In the July/August issue, we interview comedian, blogger and wine lover Marissa A. Ross. She hosts regular wine tastings at DomaineLA, where she’s known for her smart wine picks and fun soundtracks meant to “incite dancing and other gregarious behavior.” We asked Ross for more tips on how to set the right tone for wine tastings.
Ross: When hosting a wine tasting (or any event, really), there are three important things: the wines, the snacks and the music. There have been countless studies done on how music affects wine, and it is something to take into consideration whether you’re picking a Pandora station or hauling all your vinyl to DomaineLA, which is what I tend to do. A haphazardly assembled playlist can throw off wines just like a poorly placed blue cheese can damn near kill an otherwise outstanding Sauvignon Blanc. Here are my tips for handling the responsibility of playing DJ when you are totally not a DJ.
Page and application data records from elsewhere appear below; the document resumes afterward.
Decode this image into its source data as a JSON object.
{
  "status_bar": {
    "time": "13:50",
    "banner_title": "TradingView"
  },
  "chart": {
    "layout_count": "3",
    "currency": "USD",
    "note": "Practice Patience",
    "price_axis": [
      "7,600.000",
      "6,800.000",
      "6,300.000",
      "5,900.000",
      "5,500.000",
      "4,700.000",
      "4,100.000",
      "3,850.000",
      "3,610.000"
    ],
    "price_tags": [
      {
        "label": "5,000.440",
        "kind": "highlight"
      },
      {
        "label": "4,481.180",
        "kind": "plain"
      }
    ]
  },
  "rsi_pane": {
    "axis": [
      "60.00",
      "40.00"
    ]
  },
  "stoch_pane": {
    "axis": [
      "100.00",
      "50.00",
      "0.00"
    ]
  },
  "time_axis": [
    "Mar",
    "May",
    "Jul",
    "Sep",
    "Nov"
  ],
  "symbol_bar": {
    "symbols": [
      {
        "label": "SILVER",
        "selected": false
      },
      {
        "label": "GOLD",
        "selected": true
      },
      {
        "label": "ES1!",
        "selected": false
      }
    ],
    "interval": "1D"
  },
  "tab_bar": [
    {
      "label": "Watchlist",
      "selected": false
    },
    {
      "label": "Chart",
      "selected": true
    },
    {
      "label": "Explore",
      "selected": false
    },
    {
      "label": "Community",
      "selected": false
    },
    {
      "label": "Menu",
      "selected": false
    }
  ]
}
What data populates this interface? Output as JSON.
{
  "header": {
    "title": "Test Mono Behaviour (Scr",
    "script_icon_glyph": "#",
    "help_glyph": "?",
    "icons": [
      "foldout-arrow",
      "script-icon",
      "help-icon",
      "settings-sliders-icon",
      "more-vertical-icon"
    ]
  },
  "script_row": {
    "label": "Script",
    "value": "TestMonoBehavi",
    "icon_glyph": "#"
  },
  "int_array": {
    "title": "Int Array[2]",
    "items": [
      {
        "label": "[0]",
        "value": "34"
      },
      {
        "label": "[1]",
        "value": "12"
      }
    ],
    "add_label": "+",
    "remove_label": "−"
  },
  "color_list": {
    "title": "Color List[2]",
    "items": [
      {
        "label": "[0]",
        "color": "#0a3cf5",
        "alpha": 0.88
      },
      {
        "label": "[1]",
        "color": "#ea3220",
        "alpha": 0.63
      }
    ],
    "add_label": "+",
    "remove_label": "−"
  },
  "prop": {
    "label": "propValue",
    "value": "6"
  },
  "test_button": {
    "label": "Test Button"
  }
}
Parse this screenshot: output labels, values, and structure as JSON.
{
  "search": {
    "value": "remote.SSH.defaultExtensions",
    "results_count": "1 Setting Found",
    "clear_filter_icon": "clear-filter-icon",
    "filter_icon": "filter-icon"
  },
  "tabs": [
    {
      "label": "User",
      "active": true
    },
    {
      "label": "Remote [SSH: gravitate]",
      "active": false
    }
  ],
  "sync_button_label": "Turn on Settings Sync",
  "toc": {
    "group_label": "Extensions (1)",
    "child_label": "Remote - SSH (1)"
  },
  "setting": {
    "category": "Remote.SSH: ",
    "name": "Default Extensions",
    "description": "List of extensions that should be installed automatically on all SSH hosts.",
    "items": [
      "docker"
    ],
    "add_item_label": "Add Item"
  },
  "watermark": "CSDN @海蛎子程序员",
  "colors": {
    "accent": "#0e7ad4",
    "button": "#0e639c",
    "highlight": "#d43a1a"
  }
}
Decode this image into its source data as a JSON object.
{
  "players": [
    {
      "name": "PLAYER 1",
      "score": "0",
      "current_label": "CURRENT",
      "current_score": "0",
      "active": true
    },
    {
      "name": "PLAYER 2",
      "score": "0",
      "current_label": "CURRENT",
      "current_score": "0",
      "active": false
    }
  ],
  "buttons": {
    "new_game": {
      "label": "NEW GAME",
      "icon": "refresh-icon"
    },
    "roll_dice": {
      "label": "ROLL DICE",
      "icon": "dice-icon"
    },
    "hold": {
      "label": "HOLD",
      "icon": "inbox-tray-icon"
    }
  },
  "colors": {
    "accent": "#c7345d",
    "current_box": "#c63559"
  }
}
1. Decide The Vibe
Before you start choosing your music, figure out what the vibe of this gathering is. There are many factors that can help determine your vibe, including but not limited to the wines, the season, the weather, the crowd and the venue. If you’re serving up all bright white varietals in the middle of August outside, you should probably go for upbeat and summery jams. If it’s nearly November and you’re pouring pithy Pinots, maybe something folky and soothing is more appropriate. Maybe you’re serving Merlots to Metalheads and need to be conscious of the fact that they will be expecting eight to ten Iron Maiden songs. All things you should figure out beforehand right along with which flavor of Rain Crisp crackers you’re going to buy.
2. Find The Story
Putting together a tasting is much like putting together a three-act play. Each wine builds into the next and compliments the others. How do you feel about the wines you chose and what is the story those wines tell for you? The music should be a soundtrack to those sentiments and take your guests to that place. For me, I like a lot of salty rosés that remind me of summers in Malibu getting crushed by the ocean, so I use a lot of old surf music like The Ventures. There is no way you’re going to drink a salty rosé and hear “Walk Don’t Run” and not immediately think of the beach. I don’t have to tell you the rosé tastes like the ocean, the music has already taken you there.
3. Mix It Up
Don’t be afraid of using various styles of music to soundtrack your tasting. As I mentioned, I use a lot of surf, but that doesn’t stop me from throwing in other genres. You can go from bossa nova to modern garage rock to rap as long as they have similar or natural tempo progressions and smooth transitions. And it’s just fun to mix it up. You’re not drinking three bottles of the same wine, so why listen to all the same music?
4. Do Whatever The Hell You Want
Honestly, it’s your damn tasting. Do whatever the hell you want and play whatever you want. Just have fun while you’re doing it.
Here’s a standard playlist of mine, in LPs:
Glenn Miller Plays Selections Of The Glen Miller Orchestra & Other Hits
Dave Brubeck Time Out
Martin Denny Paradise
The Beatles Please Please Me
Takashi Terauchi Nippon Guitars
The Ventures Walk Don’t Run
The Allah-Las Worship The Sun
Monster Rally Coral
Mac Demarco Salad Days
Real Estate Self-Titled